Is venture capital a local business? : A test of the proximity and local network hypotheses
- Venture capital (VC) investment has long been conceptualized as a local business , in which the VC’s ability to source, syndicate, fund, monitor, and add value to portfolio firms critically depends on their access to knowledge obtained through their ties to the local (i.e., geographically proximate) network. Consistent with the view that local networks matter, existing research confirms that local and geographically distant portfolio firms are sourced, syndicated, funded, and monitored differently. Curiously, emerging research on VC investment practice within the United States finds that distant investments, as measured by “exits” (either initial public offering or merger & acquisition) out-perform local investments. These findings raise important questions about the assumed benefits of local network membership and proximity. To more deeply probe these questions, we contrast the deal structure of cross-border VC investment with domestic VC investment, and contrast the deal structure of cross-border VC investments that include a local

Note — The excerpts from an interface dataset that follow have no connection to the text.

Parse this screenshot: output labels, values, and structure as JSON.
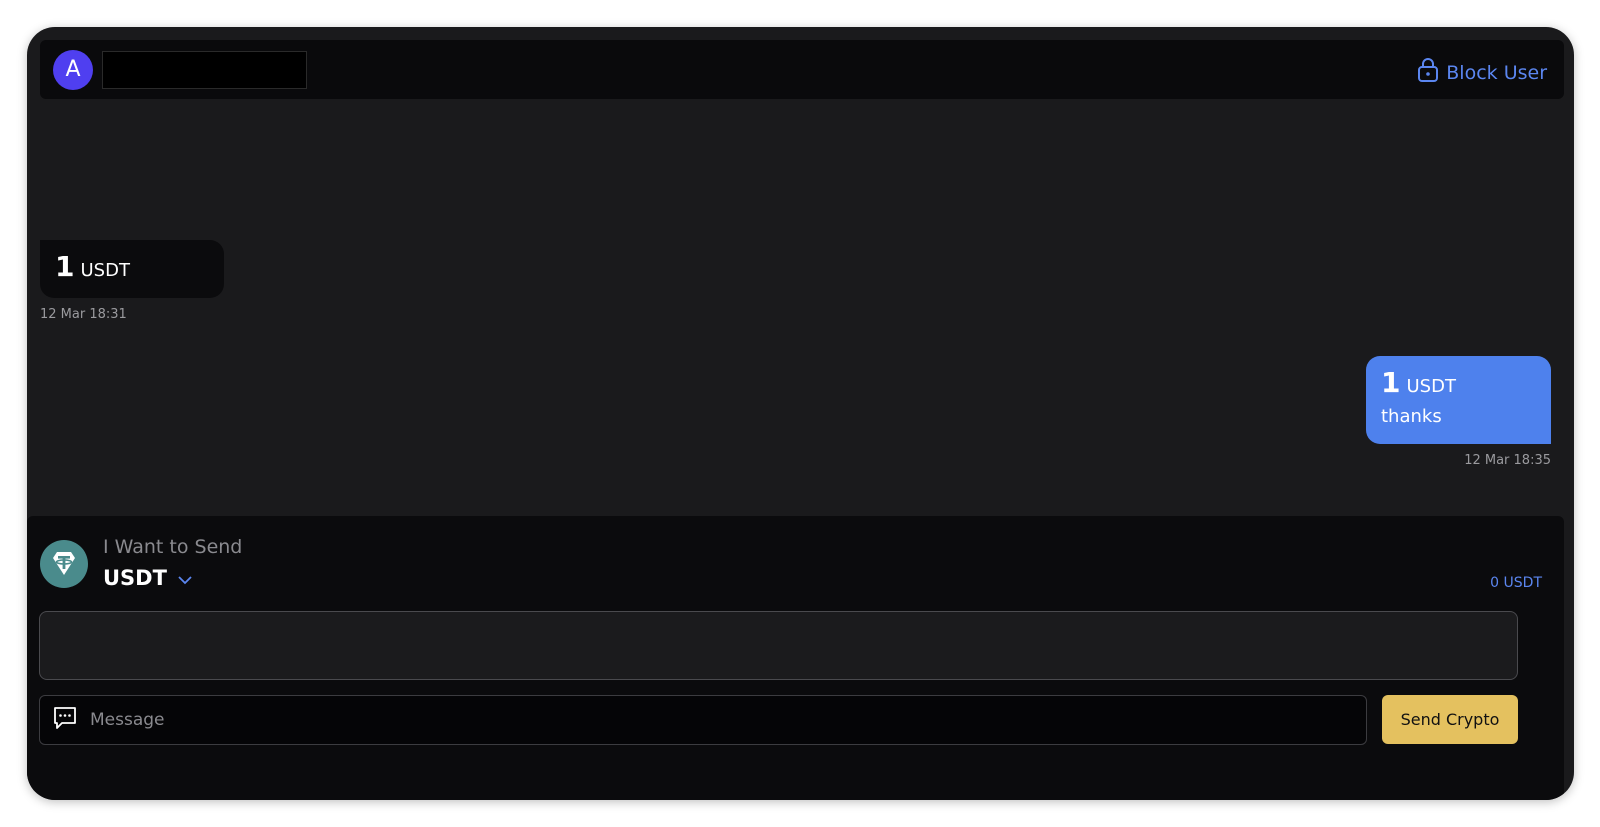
{
  "header": {
    "avatar_letter": "A",
    "block_user_label": "Block User"
  },
  "messages": [
    {
      "direction": "incoming",
      "amount": "1",
      "currency": "USDT",
      "text": "",
      "time": "12 Mar 18:31"
    },
    {
      "direction": "outgoing",
      "amount": "1",
      "currency": "USDT",
      "text": "thanks",
      "time": "12 Mar 18:35"
    }
  ],
  "composer": {
    "want_label": "I Want to Send",
    "currency": "USDT",
    "balance": "0 USDT",
    "amount_value": "",
    "message_placeholder": "Message",
    "send_button_label": "Send Crypto"
  },
  "colors": {
    "accent": "#5b86f0",
    "outgoing_bubble": "#4e81ed",
    "send_button": "#e4c15f",
    "avatar": "#4f3ff0",
    "coin": "#4a8b8c"
  }
}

partner with those that do not. Evidence from 139,892 rounds of venture capital financing in the period 1980-2009 suggests that cross-border investment practice, in terms of deal sourcing, syndication, and performance indeed change with proximity, but that monitoring practices do not. Further, we find that the inclusion of a local partner in the investment syndicate yields surprisingly few benefits. This evidence, we argue, raises important questions about VC investment practice as well as the ability of firms to capture and lever the presumed benefits of network membership.
Test of the German Resilience
- From its early post-war catch-up phase, Germany’s formidable export engine has been its consistent driver of growth. But Germany has almost equally consistently run current account surpluses. Exports have powered the dynamic phases and helped emerge from stagnation. Volatile external demand, in turn, has elevated German GDP growth volatility by advanced countries’ standards, keeping domestic consumption growth at surprisingly low levels. As a consequence, despite the size of its economy and important labor market reforms, Germany’s ability to act as global locomotive has been limited. With increasing competition in its traditional areas of manufacturing, a more domestically-driven growth dynamic, especially in the production and delivery of services, will be good for Germany and for the global economy. Absent such an effort, German growth will remain constrained, and Germany will play only a modest role in spurring growth elsewhere.